In the list of 20 ways, there are links to several other useful wiki pages, including:

Traditional Nicknames in Old Documents - A Wiki List
Spelling Substitution Tables for the United States and Canada - includes commonly misread letters, and phonetic substitutes
Rookie Mistakes - check these out, and see if you're still making them

The neat thing about a wiki is that it gathers the collected wisdom and experience of many researchers, not just the author of an article.

Monday, March 28, 2011 U.S. Vital Record Collections summaries

Leland Meitzler has done the genealogy community a big favor on his GenealogyBlog - he has captured the current list of United States Vital Records historical record collections on the LDS FamilySearch site (  Leland has written three blog posts:

1)  United States Birth & Christening Records Found at - there are presently 47 databases for 34 states, plus one relatively small database covering the entire USA.  The states presently covered are:  Alabama, Arizona, Arkansas, Connecticut, Delaware, District of ColumbiaFlorida, Hawaii, Idaho, Illinois, Iowa, Kansas, Kentucky, Louisiana, Maine, Maryland, Massachusetts, Michigan, Minnesota, Montana, New Hampshire, New Jersey, New Mexico, New York, North Carolina, Ohio, Oregon, Rhode Island, Tennessee, Texas, Utah, Vermont, West Virginia, Wisconsin

2)  United States Death & Probate Records at - there are presently 78 databases for 41 states plus the District of Columbia.
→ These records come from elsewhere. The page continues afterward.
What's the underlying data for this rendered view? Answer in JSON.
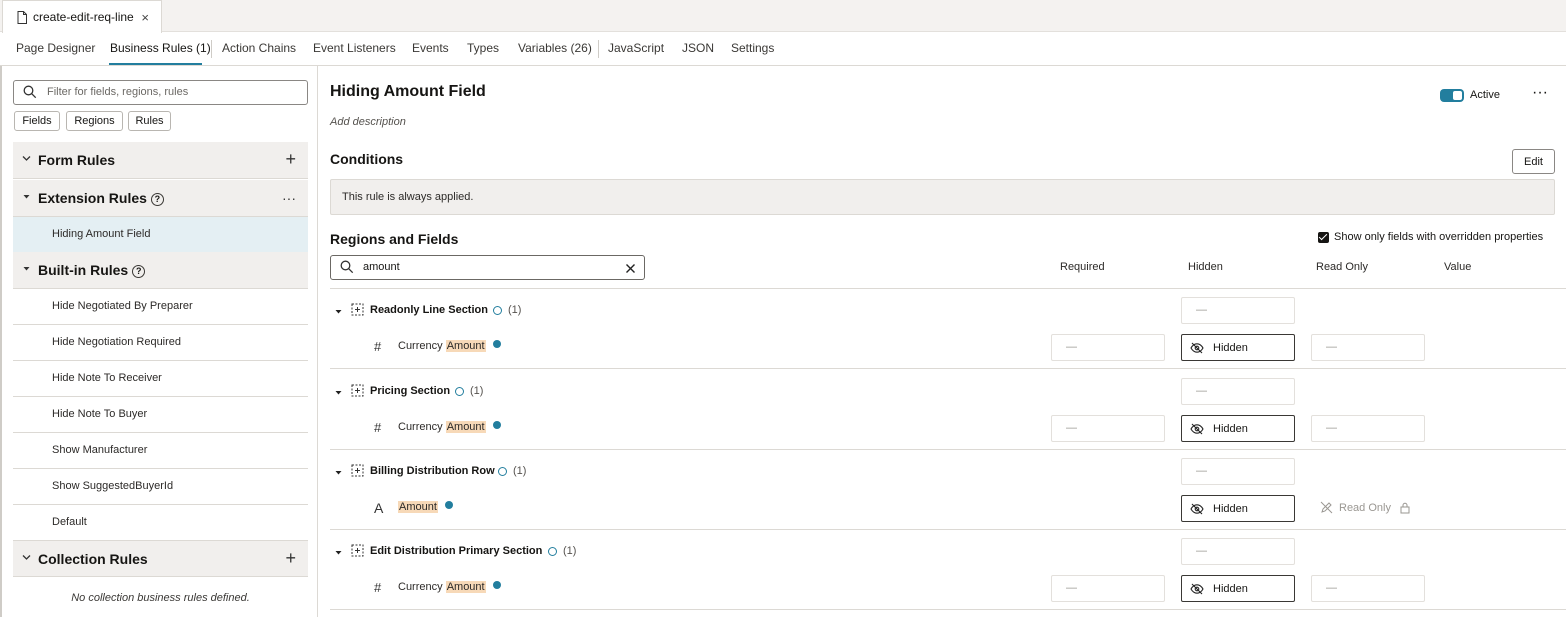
{
  "file_tab": {
    "name": "create-edit-req-line",
    "close": "×"
  },
  "designer_tabs": [
    {
      "label": "Page Designer"
    },
    {
      "label": "Business Rules (1)",
      "active": true
    },
    {
      "label": "Action Chains"
    },
    {
      "label": "Event Listeners"
    },
    {
      "label": "Events"
    },
    {
      "label": "Types"
    },
    {
      "label": "Variables (26)"
    },
    {
      "label": "JavaScript"
    },
    {
      "label": "JSON"
    },
    {
      "label": "Settings"
    }
  ],
  "left": {
    "filter_placeholder": "Filter for fields, regions, rules",
    "chips": [
      "Fields",
      "Regions",
      "Rules"
    ],
    "form_rules": {
      "title": "Form Rules",
      "action": "+"
    },
    "extension_rules": {
      "title": "Extension Rules",
      "action": "···",
      "items": [
        "Hiding Amount Field"
      ]
    },
    "builtin_rules": {
      "title": "Built-in Rules",
      "items": [
        "Hide Negotiated By Preparer",
        "Hide Negotiation Required",
        "Hide Note To Receiver",
        "Hide Note To Buyer",
        "Show Manufacturer",
        "Show SuggestedBuyerId",
        "Default"
      ]
    },
    "collection_rules": {
      "title": "Collection Rules",
      "action": "+",
      "empty": "No collection business rules defined."
    }
  },
  "main": {
    "title": "Hiding Amount Field",
    "description": "Add description",
    "active_label": "Active",
    "active": true,
    "more": "···",
    "conditions_heading": "Conditions",
    "edit_label": "Edit",
    "condition_text": "This rule is always applied.",
    "regions_heading": "Regions and Fields",
    "show_only_label": "Show only fields with overridden properties",
    "search_value": "amount",
    "columns": [
      "Required",
      "Hidden",
      "Read Only",
      "Value"
    ],
    "dash": "—",
    "groups": [
      {
        "title": "Readonly Line Section",
        "count": "(1)",
        "field_prefix": "Currency",
        "field_match": "Amount",
        "field_icon": "#",
        "hidden": "Hidden",
        "type": "number"
      },
      {
        "title": "Pricing Section",
        "count": "(1)",
        "field_prefix": "Currency",
        "field_match": "Amount",
        "field_icon": "#",
        "hidden": "Hidden",
        "type": "number"
      },
      {
        "title": "Billing Distribution Row",
        "count": "(1)",
        "field_prefix": "",
        "field_match": "Amount",
        "field_icon": "A",
        "hidden": "Hidden",
        "read_only": "Read Only",
        "type": "text"
      },
      {
        "title": "Edit Distribution Primary Section",
        "count": "(1)",
        "field_prefix": "Currency",
        "field_match": "Amount",
        "field_icon": "#",
        "hidden": "Hidden",
        "type": "number"
      }
    ]
  },
  "colors": {
    "accent": "#227e9e",
    "highlight": "#f7d9b8",
    "section_bg": "#f1efed",
    "selected_bg": "#e4eff3"
  }
}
In addition, you will find two USA-wide indexes at the end of this list. Note that of the 78 databases, 27 of them contained digitized images of the original documents.   The states presently covered are:  Alabama, Arizona, Arkansas, California, Connecticut, Delaware, District of Columbia, Florida, Georgia, Hawaii, Idaho, Illinois, Internet Genealogical Research, Iowa, Kansas, Kentucky, Louisiana, Maine, Maryland, Massachusetts, Michigan, Minnesota, Missouri, New Hampshire, New Jersey, New Mexico, New York, North Carolina, Ohio, Oregon, Pennsylvania, Rhode Island, South Carolina, Tennessee, Texas, Utah, Vermont, Virginia, Vital Records, Washington, West Virginia, Wisconsin

3)  United States Marriage Documents & Indexes Found at  - there are presently 62 databases with records for 41 states and the District of Columbia.  The states presently covered are:  Alabama, Arizona, Arkansas, Connecticut, Delaware, District of ColumbiaFlorida, Georgia, Hawaii, Idaho, Illinois, Indiana, Iowa, Kansas, Kentucky, Louisiana, Maine, Maryland, Massachusetts, Michigan, Minnesota, Montana, Nebraska, New Hampshire, New Jersey, New Mexico, New York, North Carolina, Ohio, Oregon, Pennsylvania, Rhode Island, Tennessee, Texas, Utah, Vermont, Virginia, Washington, West Virginia, Wisconsin, Wyoming

Leland has updated the Marriage list several times, and the Death list once.  Hopefully, he will continue to update these lists as more information is added to the FamilySearch Historical Records Collections.

Lists of the databases for each state, including the number of images and number of indexed records, can be created at the FamilySearch site ( and using the search box in the top of the left-hand column.  Enter a state name in the search field and all of the databases with the state name in the collection title will appear.  This works for countries also.  Since FamilySearch is adding quite a few databases each month, check the state and country lists regularly.  They are much easier to find this way, rather than searching through the list of (currently 583) historical record collection titles. 

Thank you, Leland!  I really appreciate these vital record lists.